What Is a Slot?


A slot is an opening in something, usually a machine. For example, a slot is where you insert money to make the machine work. It can also be a position in a group, sequence, or hierarchy. You can also use it as a name for a narrow opening in a container or a door. You can also use it as a nickname for an activity or a time in your schedule. For example, you might say that someone is “slotting” into a new role or project.

The earliest mechanical slots used revolving reels to display symbols and determine results. The number of combinations was limited by the fact that each physical symbol could only occupy one of the 10 or so slots on a single reel, so that even the most frequent symbols had only a cubic probability of appearing on the payline. By the 1980s, however, manufacturers had incorporated electronics into their machines and could program each reel to have a different combination weighting. This allowed them to offer larger jackpots because a given symbol might appear on multiple reels with equal frequency.

In a casino, a penny slot is any game that allows players to bet a minimum of 1 cent per spin. These games are usually very attractive, thanks to a profusion of colors and the sounds of spinning reels and jingling bells. Many players are tempted by these bright lights and high-paying symbols to play for long periods of time, often draining their bankrolls in the process. This is why it is important to set a budget for yourself before you start playing.

While most casinos have a variety of penny slots, some states have more restrictions on their public and private availability than others. For example, Nevada has no significant restrictions on slot machines at all, while New Jersey prohibits them except in hotel casinos in Atlantic City and Indiana only allows them in licensed riverboats or permanently anchored barges. In addition, most state governments have established gaming control boards to regulate the ownership and operation of slot machines.

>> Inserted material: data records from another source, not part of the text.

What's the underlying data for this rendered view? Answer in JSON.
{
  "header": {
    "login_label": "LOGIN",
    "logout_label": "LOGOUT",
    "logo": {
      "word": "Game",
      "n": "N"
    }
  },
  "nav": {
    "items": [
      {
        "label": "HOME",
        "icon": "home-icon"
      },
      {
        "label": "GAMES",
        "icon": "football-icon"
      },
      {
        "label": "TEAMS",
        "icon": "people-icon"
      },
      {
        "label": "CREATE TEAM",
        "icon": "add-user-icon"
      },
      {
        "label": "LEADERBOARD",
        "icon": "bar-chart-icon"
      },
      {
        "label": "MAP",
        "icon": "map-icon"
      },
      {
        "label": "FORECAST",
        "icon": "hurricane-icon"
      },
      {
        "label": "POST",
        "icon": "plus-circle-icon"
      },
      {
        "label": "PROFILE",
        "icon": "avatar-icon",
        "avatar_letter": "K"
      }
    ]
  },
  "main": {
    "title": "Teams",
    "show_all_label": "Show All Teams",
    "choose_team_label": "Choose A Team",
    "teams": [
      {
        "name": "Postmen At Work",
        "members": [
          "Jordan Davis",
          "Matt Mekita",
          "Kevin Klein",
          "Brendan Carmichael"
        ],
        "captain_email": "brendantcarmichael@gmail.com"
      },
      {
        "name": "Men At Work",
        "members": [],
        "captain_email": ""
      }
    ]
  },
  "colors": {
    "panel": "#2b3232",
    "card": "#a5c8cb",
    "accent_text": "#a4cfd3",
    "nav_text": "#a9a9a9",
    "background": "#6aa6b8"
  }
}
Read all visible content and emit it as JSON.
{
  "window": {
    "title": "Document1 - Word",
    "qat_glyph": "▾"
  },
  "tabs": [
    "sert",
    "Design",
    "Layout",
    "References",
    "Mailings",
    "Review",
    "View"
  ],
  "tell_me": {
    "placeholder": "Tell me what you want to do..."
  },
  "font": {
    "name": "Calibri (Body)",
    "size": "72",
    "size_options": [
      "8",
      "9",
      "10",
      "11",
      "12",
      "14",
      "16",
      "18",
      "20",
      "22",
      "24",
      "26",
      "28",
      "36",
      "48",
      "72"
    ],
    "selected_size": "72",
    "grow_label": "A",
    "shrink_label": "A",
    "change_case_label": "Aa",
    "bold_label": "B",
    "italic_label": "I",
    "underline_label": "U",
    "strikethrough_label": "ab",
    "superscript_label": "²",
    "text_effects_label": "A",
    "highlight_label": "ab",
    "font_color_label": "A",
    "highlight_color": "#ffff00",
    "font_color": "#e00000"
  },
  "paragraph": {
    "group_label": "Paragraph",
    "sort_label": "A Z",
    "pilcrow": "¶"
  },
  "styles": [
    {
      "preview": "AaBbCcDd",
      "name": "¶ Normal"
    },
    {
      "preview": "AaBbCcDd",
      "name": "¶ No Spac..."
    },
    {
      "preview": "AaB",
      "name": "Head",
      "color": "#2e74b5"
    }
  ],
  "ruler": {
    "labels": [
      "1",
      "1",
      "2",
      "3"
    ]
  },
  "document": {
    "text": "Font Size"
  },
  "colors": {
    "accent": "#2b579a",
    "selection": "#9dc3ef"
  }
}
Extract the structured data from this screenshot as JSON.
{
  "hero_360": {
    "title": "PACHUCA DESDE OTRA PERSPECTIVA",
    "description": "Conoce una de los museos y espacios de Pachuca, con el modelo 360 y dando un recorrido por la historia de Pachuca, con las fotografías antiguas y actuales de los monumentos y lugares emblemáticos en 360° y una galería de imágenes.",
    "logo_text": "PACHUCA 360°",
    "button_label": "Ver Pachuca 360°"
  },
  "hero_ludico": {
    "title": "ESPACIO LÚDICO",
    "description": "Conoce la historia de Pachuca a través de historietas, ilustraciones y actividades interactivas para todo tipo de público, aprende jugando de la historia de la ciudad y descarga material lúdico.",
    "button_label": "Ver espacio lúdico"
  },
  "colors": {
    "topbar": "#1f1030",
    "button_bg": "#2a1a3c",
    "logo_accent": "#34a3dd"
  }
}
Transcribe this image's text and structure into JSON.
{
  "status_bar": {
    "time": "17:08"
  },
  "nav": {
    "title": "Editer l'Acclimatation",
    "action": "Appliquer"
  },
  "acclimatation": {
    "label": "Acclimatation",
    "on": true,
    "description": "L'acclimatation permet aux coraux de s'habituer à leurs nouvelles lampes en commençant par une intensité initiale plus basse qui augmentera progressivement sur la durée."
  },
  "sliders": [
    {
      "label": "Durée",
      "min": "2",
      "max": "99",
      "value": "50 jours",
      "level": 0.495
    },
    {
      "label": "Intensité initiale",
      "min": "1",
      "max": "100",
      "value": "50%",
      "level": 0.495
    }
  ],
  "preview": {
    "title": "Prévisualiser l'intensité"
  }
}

Some state laws require a minimum bet amount, such as five coins or a certain percentage of the maximum coin value. Other states limit the amount that can be won by a particular player in a given period of time, such as one hour. Still others restrict the number of machines that can be owned by any individual or corporation. Some even forbid the possession of slot machines altogether.